■ **Element data from apps and pages**
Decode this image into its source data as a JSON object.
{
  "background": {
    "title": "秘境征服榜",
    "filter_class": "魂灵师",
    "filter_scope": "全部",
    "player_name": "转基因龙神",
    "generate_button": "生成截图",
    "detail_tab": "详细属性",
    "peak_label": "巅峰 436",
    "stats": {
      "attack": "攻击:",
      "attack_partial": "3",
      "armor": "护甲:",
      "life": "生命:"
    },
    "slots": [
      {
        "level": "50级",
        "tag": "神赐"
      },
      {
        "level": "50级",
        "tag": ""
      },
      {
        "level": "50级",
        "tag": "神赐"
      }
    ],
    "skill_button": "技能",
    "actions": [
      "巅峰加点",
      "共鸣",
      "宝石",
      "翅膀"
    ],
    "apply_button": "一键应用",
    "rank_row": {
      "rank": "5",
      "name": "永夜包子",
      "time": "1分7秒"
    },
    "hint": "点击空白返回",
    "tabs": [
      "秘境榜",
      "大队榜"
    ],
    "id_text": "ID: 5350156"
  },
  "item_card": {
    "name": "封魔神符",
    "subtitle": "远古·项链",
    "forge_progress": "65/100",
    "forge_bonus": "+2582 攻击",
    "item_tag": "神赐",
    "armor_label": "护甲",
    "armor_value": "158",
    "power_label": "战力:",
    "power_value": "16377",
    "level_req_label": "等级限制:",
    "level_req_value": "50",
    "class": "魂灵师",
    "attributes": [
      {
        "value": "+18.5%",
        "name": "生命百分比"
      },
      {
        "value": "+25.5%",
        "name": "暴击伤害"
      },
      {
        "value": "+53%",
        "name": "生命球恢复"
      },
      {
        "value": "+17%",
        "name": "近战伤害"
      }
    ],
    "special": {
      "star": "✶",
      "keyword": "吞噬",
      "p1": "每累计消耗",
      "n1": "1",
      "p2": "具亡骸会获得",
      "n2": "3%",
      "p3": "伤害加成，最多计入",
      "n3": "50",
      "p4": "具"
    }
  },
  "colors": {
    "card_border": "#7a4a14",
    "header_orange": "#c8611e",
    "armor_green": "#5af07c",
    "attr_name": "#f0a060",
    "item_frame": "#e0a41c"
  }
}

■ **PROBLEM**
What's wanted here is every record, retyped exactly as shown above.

■ **SOLUTION TO THIS PROBLEM**
Decode this image into its source data as a JSON object.
{
  "background": {
    "title": "秘境征服榜",
    "filter_class": "魂灵师",
    "filter_scope": "全部",
    "player_name": "转基因龙神",
    "generate_button": "生成截图",
    "detail_tab": "详细属性",
    "peak_label": "巅峰 436",
    "stats": {
      "attack": "攻击:",
      "attack_partial": "3",
      "armor": "护甲:",
      "life": "生命:"
    },
    "slots": [
      {
        "level": "50级",
        "tag": "神赐"
      },
      {
        "level": "50级",
        "tag": ""
      },
      {
        "level": "50级",
        "tag": "神赐"
      }
    ],
    "skill_button": "技能",
    "actions": [
      "巅峰加点",
      "共鸣",
      "宝石",
      "翅膀"
    ],
    "apply_button": "一键应用",
    "rank_row": {
      "rank": "5",
      "name": "永夜包子",
      "time": "1分7秒"
    },
    "hint": "点击空白返回",
    "tabs": [
      "秘境榜",
      "大队榜"
    ],
    "id_text": "ID: 5350156"
  },
  "item_card": {
    "name": "封魔神符",
    "subtitle": "远古·项链",
    "forge_progress": "65/100",
    "forge_bonus": "+2582 攻击",
    "item_tag": "神赐",
    "armor_label": "护甲",
    "armor_value": "158",
    "power_label": "战力:",
    "power_value": "16377",
    "level_req_label": "等级限制:",
    "level_req_value": "50",
    "class": "魂灵师",
    "attributes": [
      {
        "value": "+18.5%",
        "name": "生命百分比"
      },
      {
        "value": "+25.5%",
        "name": "暴击伤害"
      },
      {
        "value": "+53%",
        "name": "生命球恢复"
      },
      {
        "value": "+17%",
        "name": "近战伤害"
      }
    ],
    "special": {
      "star": "✶",
      "keyword": "吞噬",
      "p1": "每累计消耗",
      "n1": "1",
      "p2": "具亡骸会获得",
      "n2": "3%",
      "p3": "伤害加成，最多计入",
      "n3": "50",
      "p4": "具"
    }
  },
  "colors": {
    "card_border": "#7a4a14",
    "header_orange": "#c8611e",
    "armor_green": "#5af07c",
    "attr_name": "#f0a060",
    "item_frame": "#e0a41c"
  }
}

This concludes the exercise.